If a proper waste and energy policy could have been developed instead of investing in this facility, much more of the garbage could have been reduced and significant energy saving could have been achieved during the same period of time.
In 2017, Turkey imported 176,000 tons of plastic waste from the EU. In 2018, when shopping bags were no longer free, many environmentalists were happy about this. We also said that “there is actually no price for the bag, nature and society pay for the bag.” Nevertheless, a bag law was ratified in the parliament and in 2020 garbage imports increased to 698,000 tons.
In 2020, two important bills passed. The first is the Electricity Market Law, which categorizes LES (Tire-to-energy Power Plant), ÇES and OES (Power Plant from Forest Waste) as renewable energy. The other is the law about the Turkish Environment Agency, which has created a business model for garbage that generates money. With this law, garbage that would be profitable if recycled would be given to a capital group through the agency, while the unprofitable garbage would be burned and high renewable energy subsidies could be obtained from the state.
Nationalism for garbage
We always cite Sweden’s waste policies as an example and we are surprised that they even want to come to Turkey and take our waste. Why? Because importing garbage is not a problem and it is even a profitable business; the main problem is elsewhere.
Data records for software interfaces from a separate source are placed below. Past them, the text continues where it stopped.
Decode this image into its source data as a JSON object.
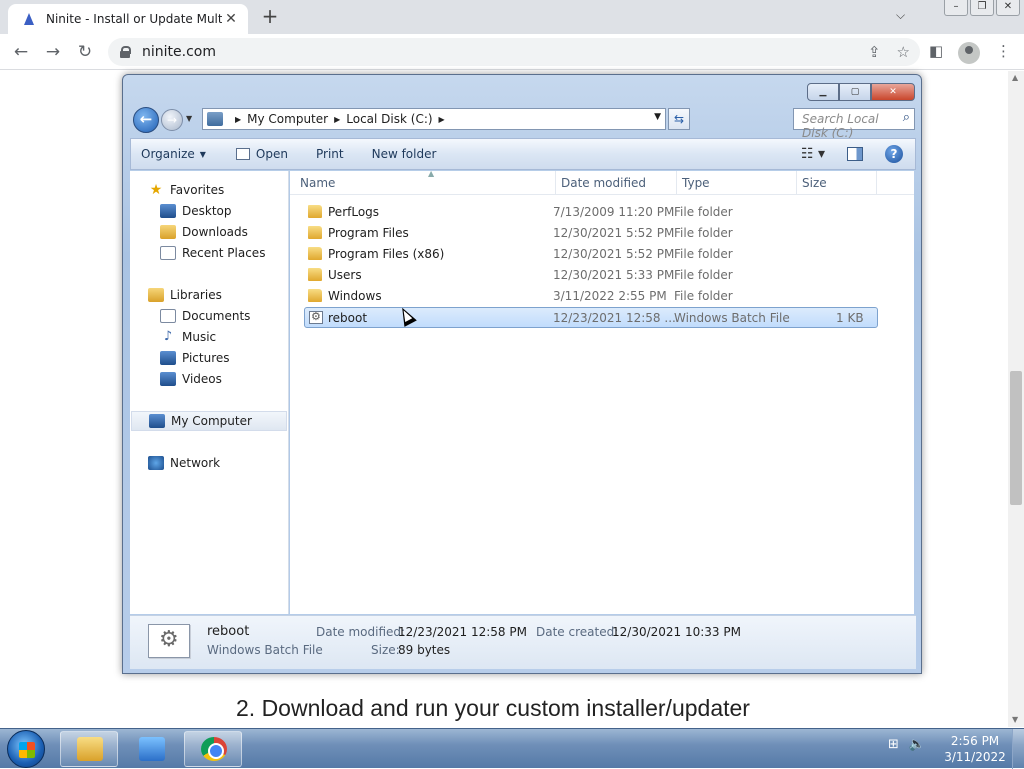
{
  "browser": {
    "tab_title": "Ninite - Install or Update Multipl",
    "url": "ninite.com",
    "page_heading": "2. Download and run your custom installer/updater"
  },
  "explorer": {
    "breadcrumb": [
      "My Computer",
      "Local Disk (C:)"
    ],
    "search_placeholder": "Search Local Disk (C:)",
    "toolbar": {
      "organize": "Organize",
      "open": "Open",
      "print": "Print",
      "new_folder": "New folder"
    },
    "nav": {
      "favorites": "Favorites",
      "desktop": "Desktop",
      "downloads": "Downloads",
      "recent_places": "Recent Places",
      "libraries": "Libraries",
      "documents": "Documents",
      "music": "Music",
      "pictures": "Pictures",
      "videos": "Videos",
      "my_computer": "My Computer",
      "network": "Network"
    },
    "columns": {
      "name": "Name",
      "date": "Date modified",
      "type": "Type",
      "size": "Size"
    },
    "files": [
      {
        "name": "PerfLogs",
        "date": "7/13/2009 11:20 PM",
        "type": "File folder",
        "size": ""
      },
      {
        "name": "Program Files",
        "date": "12/30/2021 5:52 PM",
        "type": "File folder",
        "size": ""
      },
      {
        "name": "Program Files (x86)",
        "date": "12/30/2021 5:52 PM",
        "type": "File folder",
        "size": ""
      },
      {
        "name": "Users",
        "date": "12/30/2021 5:33 PM",
        "type": "File folder",
        "size": ""
      },
      {
        "name": "Windows",
        "date": "3/11/2022 2:55 PM",
        "type": "File folder",
        "size": ""
      },
      {
        "name": "reboot",
        "date": "12/23/2021 12:58 ...",
        "type": "Windows Batch File",
        "size": "1 KB"
      }
    ],
    "details": {
      "name": "reboot",
      "type": "Windows Batch File",
      "date_modified_label": "Date modified:",
      "date_modified": "12/23/2021 12:58 PM",
      "date_created_label": "Date created:",
      "date_created": "12/30/2021 10:33 PM",
      "size_label": "Size:",
      "size": "89 bytes"
    }
  },
  "taskbar": {
    "time": "2:56 PM",
    "date": "3/11/2022"
  }
}
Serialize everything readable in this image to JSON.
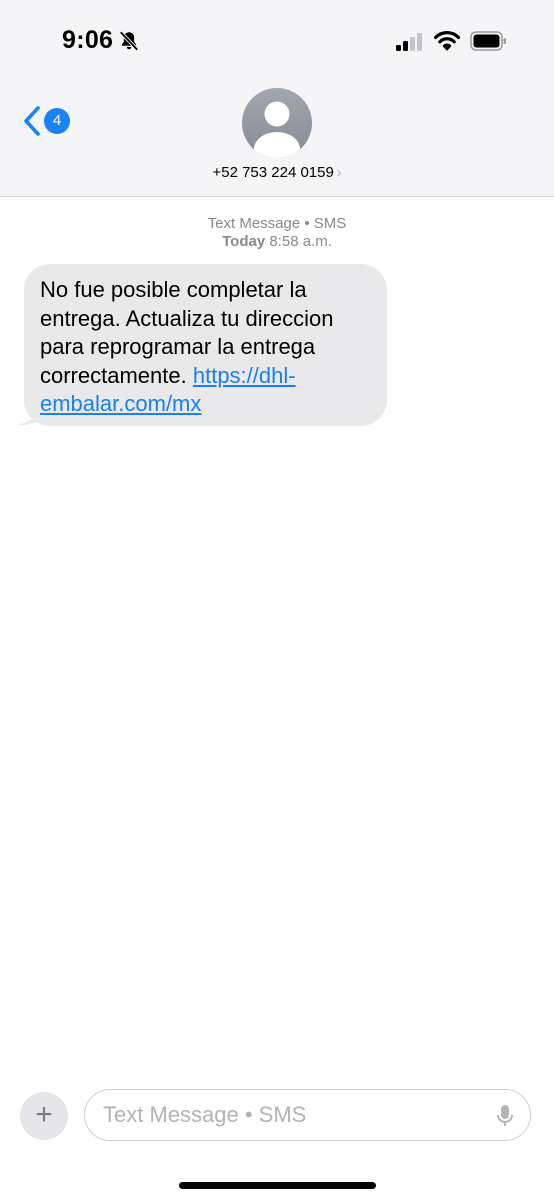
{
  "status_bar": {
    "time": "9:06"
  },
  "header": {
    "back_badge": "4",
    "contact_number": "+52 753 224 0159",
    "contact_chevron": "›"
  },
  "conversation": {
    "service_label": "Text Message • SMS",
    "day": "Today",
    "time": "8:58 a.m.",
    "message_text": "No fue posible completar la entrega. Actualiza tu direccion para reprogramar la entrega correctamente.",
    "message_link_part1": "https://dhl-",
    "message_link_part2": "embalar.com/mx"
  },
  "composer": {
    "placeholder": "Text Message • SMS",
    "plus": "+"
  },
  "colors": {
    "accent": "#1a82f7",
    "bubble": "#e9e9eb",
    "header_bg": "#f5f5f7"
  },
  "icons": [
    "bell-slash-icon",
    "cellular-signal-icon",
    "wifi-icon",
    "battery-icon",
    "chevron-left-icon",
    "person-icon",
    "plus-icon",
    "microphone-icon"
  ]
}
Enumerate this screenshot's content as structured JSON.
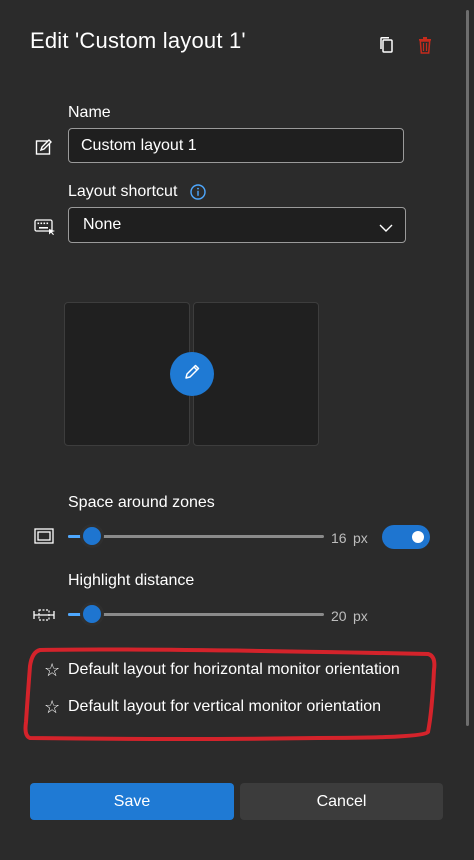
{
  "dialog": {
    "title": "Edit 'Custom layout 1'",
    "icons": {
      "copy": "copy-icon",
      "delete": "delete-icon"
    },
    "colors": {
      "accent": "#1f7ad4",
      "delete": "#c42b1c",
      "background": "#2b2b2b",
      "annotation": "#d4232b"
    }
  },
  "name_field": {
    "label": "Name",
    "value": "Custom layout 1",
    "icon": "edit-icon"
  },
  "shortcut_field": {
    "label": "Layout shortcut",
    "info_icon": "info-icon",
    "selected": "None",
    "icon": "keyboard-icon"
  },
  "layout_preview": {
    "zones": 2,
    "edit_icon": "pencil-icon"
  },
  "space_around_zones": {
    "label": "Space around zones",
    "value": "16",
    "unit": "px",
    "slider_fraction": 0.07,
    "toggle_on": true,
    "icon": "space-around-icon"
  },
  "highlight_distance": {
    "label": "Highlight distance",
    "value": "20",
    "unit": "px",
    "slider_fraction": 0.07,
    "icon": "highlight-distance-icon"
  },
  "defaults": {
    "horizontal": "Default layout for horizontal monitor orientation",
    "vertical": "Default layout for vertical monitor orientation",
    "star_glyph": "☆"
  },
  "footer": {
    "save_label": "Save",
    "cancel_label": "Cancel"
  }
}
The British monitor their own garbage and send a reporter to Adana to follow up on the garbage they have sent to Turkey. In a recent report, we read that they were following the garbage Germany sent to Turkey and that 400 containers of waste had disappeared. However, we don’t see anyone objecting to a huge facility where a million tons of garbage would be burned. Or anyone campaigning against it. Why is there only one article objecting to this project? This is so because there is some kind of a “garbage nationalism” where we don’t follow our own garbage, but we fight against someone else’s garbage.
In 2012, the environmental impact assessment (ÇED) report for the garbage incinerator of the same company that prepared Akkuyu's ÇED report was accepted without any questioning. Istanbul residents cannot remain silent to the burning of 1 million tons of garbage every year, spreading of hundreds of thousands of tons of fly gas and ash, and the toxic substances in it mixing in our atmosphere. Of course, if they knew about it.
Everybody would object to loans of billions of liras and to facilitating business for the company close to the government, if they knew the facts. They would oppose it if they knew that extra-expensive electricity would be sold to the people from this power plant, and eventually, it would again be the people paying for this project.